Is there some way to make Terminal behave like "normal users" would consider normal text editing? For example, if I select/highlight some text command words/characters (before I press enter), I could paste some other text over top of the selected text? Or if I highlight some text and press delete, it deletes that text, not the text where the cursor is?

Or is there some other alternative app that is more graceful to use for command line operations?

  • 2
    In my mind this question is too ambiguous. Is it about command line interface or editing text files? What is defined as normal (only these two examples or more)? To the question: it's about shell, not Terminal. Shell, input, edit etc settings can be defined in respective rc files. Mar 28 at 7:25

4 Answers 4


You might want to take a look at Warp, which is a Terminal alternative app. One of its main selling points is:

Writing code in your terminal shouldn’t feel like 1978. Edit your commands like in a modern code editor with selections, cursor positioning, and completion menus.

I just tried selecting some text and pasting over it, and it works just as in a normal text editor.

Do make sure that you're OK with the privacy implications of the app before using it, though, as it needs a login to use. (See https://www.warp.dev/faq#why-is-login-required-for-a-terminal-app)

  • 1
    Warp does telemetry, it is not recommended. Mar 28 at 20:33
  • @MarcWilson And you can opt out of it if you wish: docs.warp.dev/getting-started/… Still, anyone who uses Warp has to make the decision of what they're comfortable with.
    – Lizzan
    Mar 29 at 6:54
  • 1
    Why should the user have to opt-out? The idea that a terminal needs telemetry is ridiculous. Mar 29 at 13:40

The nano editor can do this (included with macOS). To get nano to behave more like a GUI editor, you first enable “mouse support.”

Command Line

Enable mouse support by adding the -m flag.

nano -m foob.bar

Using .nanorc

Execute the following command to make mouse support persistent and you no longer have to add the -m flag every execution.

echo ‘set mouse’ >> ~/.nanorc

Bonus (unrelated) stuff

There are a few other settings I personally add to make nano just a bit better.

  • set autoindent. Automatically indents new lines to the same number of tabs/spaces of the previous line.
  • set suspend.
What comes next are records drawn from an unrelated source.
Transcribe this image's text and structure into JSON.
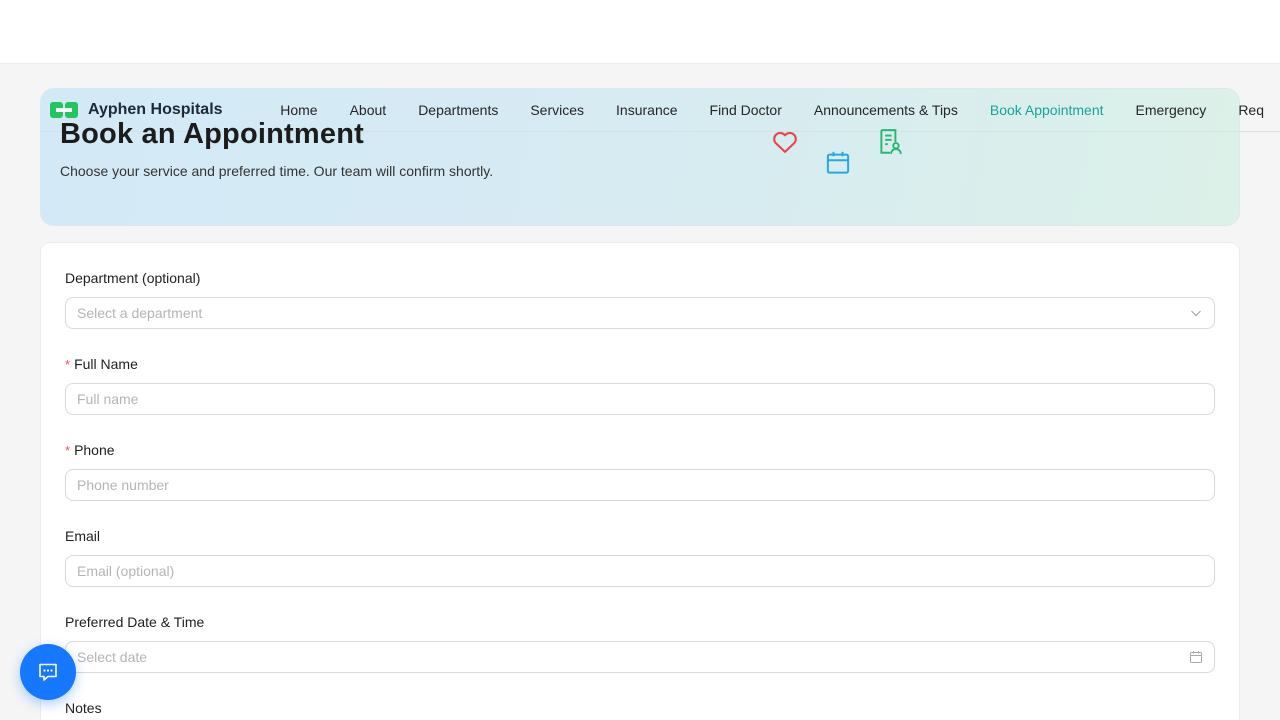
{
  "brand": {
    "name": "Ayphen Hospitals"
  },
  "nav": {
    "items": [
      {
        "label": "Home"
      },
      {
        "label": "About"
      },
      {
        "label": "Departments"
      },
      {
        "label": "Services"
      },
      {
        "label": "Insurance"
      },
      {
        "label": "Find Doctor"
      },
      {
        "label": "Announcements & Tips"
      },
      {
        "label": "Book Appointment",
        "active": true
      },
      {
        "label": "Emergency"
      },
      {
        "label": "Req"
      }
    ]
  },
  "hero": {
    "title": "Book an Appointment",
    "subtitle": "Choose your service and preferred time. Our team will confirm shortly.",
    "icons": [
      "heart-icon",
      "calendar-icon",
      "doctor-report-icon"
    ]
  },
  "form": {
    "department": {
      "label": "Department (optional)",
      "placeholder": "Select a department"
    },
    "full_name": {
      "label": "Full Name",
      "placeholder": "Full name",
      "required": true
    },
    "phone": {
      "label": "Phone",
      "placeholder": "Phone number",
      "required": true
    },
    "email": {
      "label": "Email",
      "placeholder": "Email (optional)"
    },
    "datetime": {
      "label": "Preferred Date & Time",
      "placeholder": "Select date"
    },
    "notes": {
      "label": "Notes"
    }
  },
  "required_mark": "*",
  "chat": {
    "icon": "chat-icon"
  },
  "colors": {
    "accent": "#19a39a",
    "primary": "#1677ff",
    "required": "#ff4d4f",
    "logo_green": "#22c55e"
  }
}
Allows you to suspend nano to the background with a ^ Control Z shortcut. Useful if you have go back to the shell to check something
  • set tabsize 4 Sets the number of spaces to insert when you press the Tab key. Very useful for scripting languages
  • set const. Puts a cursor position indicator at the bottom of the screen, just above the menu. It’s extremely helpful for finding that exact position you need to be.

To add these settings, you can echo them in to the file as shown above, or simply use nano.

  • 1
    Is it .nanorc still even though the editor is pico? Neither man pico nor strings pico indicate any *rc being used.
    – nohillside
    Mar 28 at 5:54
  • 2
    Anyway, I think the OP was more looking at standard command entry into a shell, not at an editor.
    – nohillside
    Mar 28 at 5:56
  • @nohillside nano ≠ pico. There’s pico compatibility but it’s a separate thing. See nanorc for full details. As to the second, the Q can be read as either looking for a text editor or a terminal interface with text editor like interface (took me a couple reads). In that case, nano has the ability to execute commands and have output sent to the file buffer for editing.
    – Allan
    Mar 28 at 20:52
  • @Allan macOS no longer ships nano since nano is GPL3. Since Monterey, macOS ships UW Pico 5.09 with a symlink at /usr/bin/nano. The license for pico these days is the Apache License. Mar 28 at 21:08
  • Thanks for the update @MarcWilson. The Mac on location here is Catalina. However, the answer is still applicable if nano is installed via MacPorts/Homebrew
    – Allan
    Mar 28 at 21:20

Or is there some other alternative app that is more graceful to use for command line operations?

The alternative would be to use a fully-fledged text editor, like BBEdit, in which you can execute a document as a shell script, with the output in another window.

It also has a "Unix Worksheet" window, in which any command entered will be executed when you press Enter (as opposed to Return) or CTRL-Return at the end of it. enter image description here

You can then edit the command in the more usual GUI manner, and then re-execute the same line.


Most of the Bourne-compatible shells allow you to use ^X^E and open the current command line in your $EDITOR. ksh, bash, and zsh (shipped with macOS) all do. dash does not. I recommend that $EDITOR be a terminal editor you are comfortable with. If you do not set $EDITOR or $VISUAL, you will end up in vi (on macOS, vi is vim).

Save the file and exit the editor and it will be submitted to the shell as a command line.

The shell also supports a comprehensive suite of editor commands, make your choice between Emacs or Vi compatability.

You must log in to answer this question.

Not the answer you're looking for? Browse other questions tagged .